As I mentioned in an earlier post today, Bud roused us from slumber with the announcement that a small pod of whales, including at least two blue whales and possibly a fin whale, had surfaced and could be see on the port side at the bow. Blue whales are the world’s largest animal – even larger than the largest dinosaurs were tens of millions of years ago. And thanks to exploding harpoons – the only things that could subdue them – they were hunted nearly to extinction at the early part of the last century, and they remain incredibly rare even today as a result of that decimation.
So it didn’t take a lot of prodding for us to groggily pull on some weather protection, grab cameras, and stumble our way to the other end of the ship and stand out on the bow, freezing but thrilled at this wonderful opportunity.
The whales were quite some distance away, so great pictures were tough, but I did manage the following photos:
After nearly an hour we moved on, had breakfast, and I was just getting ready to go upstairs to use the sauna they have here (what a wonderful thing, when it’s on) to rid my hands of the morning chill when the call came that a larger pod of blue whales had been found. I already had sauna momentum (since I was in my swimsuit and bathrobe) but Linda grabbed my camera and tried for pictures, but the whales were too far away. After my sauna time I found the ship was still tailing the whales, and witnessed a half-dozen near simultaneous blows, and flukes coming out of the water, but have no photos to record the moment.
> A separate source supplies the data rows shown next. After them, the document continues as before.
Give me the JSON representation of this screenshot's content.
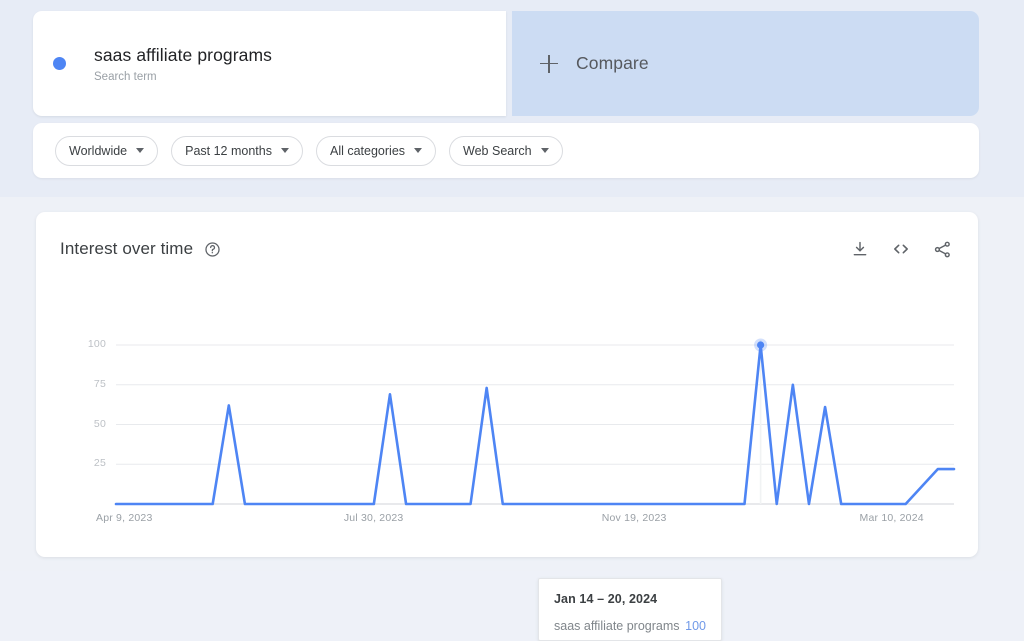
{
  "search_term": {
    "title": "saas affiliate programs",
    "subtitle": "Search term",
    "dot_color": "#4e85f4"
  },
  "compare": {
    "label": "Compare",
    "icon": "plus-icon"
  },
  "filters": [
    {
      "label": "Worldwide"
    },
    {
      "label": "Past 12 months"
    },
    {
      "label": "All categories"
    },
    {
      "label": "Web Search"
    }
  ],
  "chart_card": {
    "title": "Interest over time",
    "help_icon": "help-circle-icon",
    "actions": [
      {
        "name": "download-icon"
      },
      {
        "name": "embed-code-icon"
      },
      {
        "name": "share-icon"
      }
    ]
  },
  "tooltip": {
    "date": "Jan 14 – 20, 2024",
    "series_name": "saas affiliate programs",
    "value": "100",
    "value_color": "#7099e8"
  },
  "chart_data": {
    "type": "line",
    "title": "Interest over time",
    "xlabel": "",
    "ylabel": "",
    "ylim": [
      0,
      100
    ],
    "yticks": [
      25,
      50,
      75,
      100
    ],
    "ytick_labels": [
      "25",
      "50",
      "75",
      "100"
    ],
    "xtick_labels": [
      "Apr 9, 2023",
      "Jul 30, 2023",
      "Nov 19, 2023",
      "Mar 10, 2024"
    ],
    "xtick_positions": [
      0,
      16,
      32,
      48
    ],
    "grid": true,
    "legend": "none",
    "line_color": "#4e85f4",
    "line_width": 2.6,
    "highlight_index": 40,
    "highlight_value": 100,
    "series": [
      {
        "name": "saas affiliate programs",
        "values": [
          0,
          0,
          0,
          0,
          0,
          0,
          0,
          62,
          0,
          0,
          0,
          0,
          0,
          0,
          0,
          0,
          0,
          69,
          0,
          0,
          0,
          0,
          0,
          73,
          0,
          0,
          0,
          0,
          0,
          0,
          0,
          0,
          0,
          0,
          0,
          0,
          0,
          0,
          0,
          0,
          100,
          0,
          75,
          0,
          61,
          0,
          0,
          0,
          0,
          0,
          11,
          22,
          22
        ]
      }
    ]
  }
}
The highlight of the second encounter, however was that Stephanie got her first ever DNA sample of a blue whale with her crossbow, and was ecstatic and deliriously happy.